(GOAL OF THE EXERCISE) Produce all the records again exactly as they stand.

(TASK INPUT)
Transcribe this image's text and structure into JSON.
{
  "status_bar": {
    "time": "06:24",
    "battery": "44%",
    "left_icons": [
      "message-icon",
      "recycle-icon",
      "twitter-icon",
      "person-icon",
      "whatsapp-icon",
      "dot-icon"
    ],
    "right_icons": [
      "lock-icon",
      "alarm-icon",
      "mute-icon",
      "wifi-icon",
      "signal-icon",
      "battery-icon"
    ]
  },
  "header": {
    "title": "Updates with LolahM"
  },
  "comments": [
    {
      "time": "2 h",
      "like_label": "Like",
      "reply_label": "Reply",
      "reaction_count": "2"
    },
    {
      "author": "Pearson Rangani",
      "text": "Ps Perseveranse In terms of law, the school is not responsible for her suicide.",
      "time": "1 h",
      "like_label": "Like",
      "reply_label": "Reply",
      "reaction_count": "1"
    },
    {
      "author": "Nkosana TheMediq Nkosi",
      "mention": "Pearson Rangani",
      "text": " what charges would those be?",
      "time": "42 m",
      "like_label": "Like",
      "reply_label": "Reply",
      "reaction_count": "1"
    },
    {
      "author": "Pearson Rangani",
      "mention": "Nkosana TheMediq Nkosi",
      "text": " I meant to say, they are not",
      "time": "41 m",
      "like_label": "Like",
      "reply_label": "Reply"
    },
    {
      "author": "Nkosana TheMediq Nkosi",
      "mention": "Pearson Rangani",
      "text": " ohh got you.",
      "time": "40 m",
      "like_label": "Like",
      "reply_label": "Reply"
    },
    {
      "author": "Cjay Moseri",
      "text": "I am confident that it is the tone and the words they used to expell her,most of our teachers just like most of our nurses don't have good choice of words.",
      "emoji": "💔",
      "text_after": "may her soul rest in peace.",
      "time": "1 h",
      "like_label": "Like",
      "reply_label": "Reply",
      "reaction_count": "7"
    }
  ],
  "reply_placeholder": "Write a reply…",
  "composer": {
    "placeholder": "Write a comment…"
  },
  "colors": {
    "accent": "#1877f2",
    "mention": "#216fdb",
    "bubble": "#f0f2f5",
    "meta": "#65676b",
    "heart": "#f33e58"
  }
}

(SOLUTION TO THE EXERCISE)
Transcribe this image's text and structure into JSON.
{
  "status_bar": {
    "time": "06:24",
    "battery": "44%",
    "left_icons": [
      "message-icon",
      "recycle-icon",
      "twitter-icon",
      "person-icon",
      "whatsapp-icon",
      "dot-icon"
    ],
    "right_icons": [
      "lock-icon",
      "alarm-icon",
      "mute-icon",
      "wifi-icon",
      "signal-icon",
      "battery-icon"
    ]
  },
  "header": {
    "title": "Updates with LolahM"
  },
  "comments": [
    {
      "time": "2 h",
      "like_label": "Like",
      "reply_label": "Reply",
      "reaction_count": "2"
    },
    {
      "author": "Pearson Rangani",
      "text": "Ps Perseveranse In terms of law, the school is not responsible for her suicide.",
      "time": "1 h",
      "like_label": "Like",
      "reply_label": "Reply",
      "reaction_count": "1"
    },
    {
      "author": "Nkosana TheMediq Nkosi",
      "mention": "Pearson Rangani",
      "text": " what charges would those be?",
      "time": "42 m",
      "like_label": "Like",
      "reply_label": "Reply",
      "reaction_count": "1"
    },
    {
      "author": "Pearson Rangani",
      "mention": "Nkosana TheMediq Nkosi",
      "text": " I meant to say, they are not",
      "time": "41 m",
      "like_label": "Like",
      "reply_label": "Reply"
    },
    {
      "author": "Nkosana TheMediq Nkosi",
      "mention": "Pearson Rangani",
      "text": " ohh got you.",
      "time": "40 m",
      "like_label": "Like",
      "reply_label": "Reply"
    },
    {
      "author": "Cjay Moseri",
      "text": "I am confident that it is the tone and the words they used to expell her,most of our teachers just like most of our nurses don't have good choice of words.",
      "emoji": "💔",
      "text_after": "may her soul rest in peace.",
      "time": "1 h",
      "like_label": "Like",
      "reply_label": "Reply",
      "reaction_count": "7"
    }
  ],
  "reply_placeholder": "Write a reply…",
  "composer": {
    "placeholder": "Write a comment…"
  },
  "colors": {
    "accent": "#1877f2",
    "mention": "#216fdb",
    "bubble": "#f0f2f5",
    "meta": "#65676b",
    "heart": "#f33e58"
  }
}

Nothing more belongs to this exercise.